The near-term future for the sector should hold more of the same—steady, moderate growth, the experts said. Employment rates should continue upward, driving vacancy rates down overall. Hyde said he expects a flood of new space being planned for the market, which then will get built when the timing is right, in about 12 to 18 months, he estimated. In terms of Class A space, rates should continue climbing and vacancies should keep declining. Class B space rents should rise, too, but more gradually.
“The future looks bright,” Broadhead said. “[The office space segment has] been improving, and it’s going to continue to improve.”
The office space market in the Reno-Sparks area is vibrant, with abundant activity having taken place over the past 12 to 14 months, said Dominic Brunetti, principal and office specialist, Dickson Commercial Group Inc., a Reno-based commercial real estate company.
“We’re starting to see a tightening of the market,” he added. “It’s the healthiest it’s been in a decade.”
The vacancy rate at the end of May was 15.15 percent on average for the area. This compares to its peak of 24 to 25 percent in early 2010. The sub-sectors with the lowest vacancy rates were Meadowood at 10.05 percent and downtown Reno at 11.51 percent. The Central/Airport locale had the highest rate at 20.3 percent.
“There has been a lot of demand for newer Class A product, especially in key business areas,” Brunetti said.
Office leasing is such today that one to three tenants may compete for one space, a phenomenon that didn’t occur two years ago. Current lease rates on a full-service gross basis are $1.82 for Class A, $1.60 for class B and $1.38 for Class C space. In the hotspot of downtown Reno, rates for Class A space are, at a minimum, $2 per square foot.
A notable lease during the second quarter consisted of a 29,776-square-foot space in the Central/Airport submarket, according to VOIT Real Estate Services’ “Second Quarter 2015 Reno Office” report.

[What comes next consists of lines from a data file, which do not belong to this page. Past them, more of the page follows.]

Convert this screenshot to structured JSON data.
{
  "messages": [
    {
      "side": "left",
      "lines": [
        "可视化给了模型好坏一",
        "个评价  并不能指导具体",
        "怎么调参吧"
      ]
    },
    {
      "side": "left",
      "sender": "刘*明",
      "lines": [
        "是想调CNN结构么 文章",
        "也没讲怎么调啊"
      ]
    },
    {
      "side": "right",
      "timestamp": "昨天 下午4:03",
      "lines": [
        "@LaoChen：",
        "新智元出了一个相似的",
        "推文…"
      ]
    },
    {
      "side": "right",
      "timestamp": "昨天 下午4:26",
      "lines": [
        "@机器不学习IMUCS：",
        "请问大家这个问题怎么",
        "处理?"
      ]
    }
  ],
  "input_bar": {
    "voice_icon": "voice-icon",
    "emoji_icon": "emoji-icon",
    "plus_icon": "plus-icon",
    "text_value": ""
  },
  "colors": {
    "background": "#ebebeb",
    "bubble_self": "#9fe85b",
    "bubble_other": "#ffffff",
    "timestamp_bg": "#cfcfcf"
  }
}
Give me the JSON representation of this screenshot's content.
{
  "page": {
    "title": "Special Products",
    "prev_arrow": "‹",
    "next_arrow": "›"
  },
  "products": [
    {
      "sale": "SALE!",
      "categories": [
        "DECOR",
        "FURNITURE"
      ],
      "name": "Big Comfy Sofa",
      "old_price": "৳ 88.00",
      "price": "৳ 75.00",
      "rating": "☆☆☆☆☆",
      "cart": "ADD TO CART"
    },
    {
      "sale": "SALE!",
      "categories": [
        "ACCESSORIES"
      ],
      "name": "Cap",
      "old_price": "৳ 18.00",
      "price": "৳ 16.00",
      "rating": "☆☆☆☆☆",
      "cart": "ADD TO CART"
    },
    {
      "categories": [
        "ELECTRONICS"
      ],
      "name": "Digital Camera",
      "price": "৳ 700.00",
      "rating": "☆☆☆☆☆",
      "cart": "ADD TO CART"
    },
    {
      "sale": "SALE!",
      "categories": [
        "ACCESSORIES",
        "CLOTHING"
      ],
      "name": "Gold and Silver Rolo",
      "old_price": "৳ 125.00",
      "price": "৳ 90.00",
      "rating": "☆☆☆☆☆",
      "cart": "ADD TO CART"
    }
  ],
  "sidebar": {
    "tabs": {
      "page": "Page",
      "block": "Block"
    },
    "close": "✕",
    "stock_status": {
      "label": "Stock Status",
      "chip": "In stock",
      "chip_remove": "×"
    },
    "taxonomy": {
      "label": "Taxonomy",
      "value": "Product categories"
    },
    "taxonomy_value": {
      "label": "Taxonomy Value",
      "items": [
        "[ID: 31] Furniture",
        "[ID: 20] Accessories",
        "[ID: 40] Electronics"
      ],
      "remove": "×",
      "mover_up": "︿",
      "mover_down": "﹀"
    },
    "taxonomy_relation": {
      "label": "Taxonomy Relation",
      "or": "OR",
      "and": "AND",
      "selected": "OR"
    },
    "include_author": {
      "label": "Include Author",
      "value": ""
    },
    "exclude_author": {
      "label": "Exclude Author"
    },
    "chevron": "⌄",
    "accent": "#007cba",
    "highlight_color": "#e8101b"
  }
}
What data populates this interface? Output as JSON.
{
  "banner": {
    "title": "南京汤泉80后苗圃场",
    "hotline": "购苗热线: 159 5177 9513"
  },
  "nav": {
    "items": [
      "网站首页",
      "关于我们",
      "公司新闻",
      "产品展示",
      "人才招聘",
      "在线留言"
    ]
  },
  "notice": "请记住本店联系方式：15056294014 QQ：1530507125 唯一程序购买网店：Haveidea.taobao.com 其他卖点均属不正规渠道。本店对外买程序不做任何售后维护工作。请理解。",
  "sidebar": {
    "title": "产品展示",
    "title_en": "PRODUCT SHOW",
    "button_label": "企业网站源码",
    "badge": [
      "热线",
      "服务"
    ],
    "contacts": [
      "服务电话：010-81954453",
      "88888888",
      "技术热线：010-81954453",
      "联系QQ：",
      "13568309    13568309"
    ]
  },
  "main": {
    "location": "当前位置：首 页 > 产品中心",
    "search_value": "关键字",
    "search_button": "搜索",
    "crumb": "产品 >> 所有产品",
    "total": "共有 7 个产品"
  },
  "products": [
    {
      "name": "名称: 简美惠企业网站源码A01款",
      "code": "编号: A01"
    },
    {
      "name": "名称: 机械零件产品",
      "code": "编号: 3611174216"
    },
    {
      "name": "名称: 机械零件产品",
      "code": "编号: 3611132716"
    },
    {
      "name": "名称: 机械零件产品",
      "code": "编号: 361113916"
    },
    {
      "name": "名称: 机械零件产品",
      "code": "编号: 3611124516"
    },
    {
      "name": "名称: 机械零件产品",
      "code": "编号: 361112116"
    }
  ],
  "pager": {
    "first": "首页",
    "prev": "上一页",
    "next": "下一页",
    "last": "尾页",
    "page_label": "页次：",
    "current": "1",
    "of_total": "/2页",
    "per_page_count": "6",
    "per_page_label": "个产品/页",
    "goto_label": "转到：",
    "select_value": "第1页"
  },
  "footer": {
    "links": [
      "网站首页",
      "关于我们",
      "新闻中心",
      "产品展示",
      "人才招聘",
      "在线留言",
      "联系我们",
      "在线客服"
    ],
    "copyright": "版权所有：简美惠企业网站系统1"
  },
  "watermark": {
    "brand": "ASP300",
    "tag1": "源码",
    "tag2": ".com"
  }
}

Northern Nevada’s office market today reflects more diversity among lessees than in its heyday of 2004-2005, Brunetti said. Whereas in the past, most absorption was due to companies related to residential home building, now professional services and technology firms dominate.
While landlords today typically aren’t giving away months of free rent like they did in years past, they are offering creative deals to attract and maintain tenants, particularly those from out of the area. They may offer an upfront concession, such as some tenant improvements, and then extra space for free, based on the tenant’s growth projections. For example, if a tenant only needs 8,000 square feet, the landlord may offer an extra 2,000 square feet for free until year two of the lease, at which time the tenant should need all 10,000 square feet.
“It’s becoming more of a landlord’s market because of what the vacancy rates have done over the last two years,” Brunetti said. “They have a little more bargaining power or leverage now.”
A trend has emerged of open workspaces versus private offices, with lounge areas and commercial kitchens, to foster collaboration among employees, Brunetti said.
A net 50,000 square feet of space were absorbed in the first half of 2015. Renown Health purchased a 60,000-square-foot building near its South Meadows Medical Center to occupy and leased a 16,000-square-foot space downtown. Another owner-user acquisition that took place was the 63,000 square feet of Class A space in the Reno Tahoe Tech Center.
A minimal amount of new office space construction is occurring because, with current lease rates along with construction and land costs, it isn’t economically feasible for developers to build, Brunetti said. On a positive note, financing for commercial real estate development is easing, and more loans with favorable financial terms are available.
Some new, Class A buildings are going up in the Meadowood corridor. Additionally, according to VOIT’s report, more than 550,000 square feet of office development has been proposed.
Based on the number of prospective tenants looking at space, expansions happening among resident companies and the economy in general, the remainder of 2015 and the start of 2016 should be healthy, Brunetti said, barring any national crisis.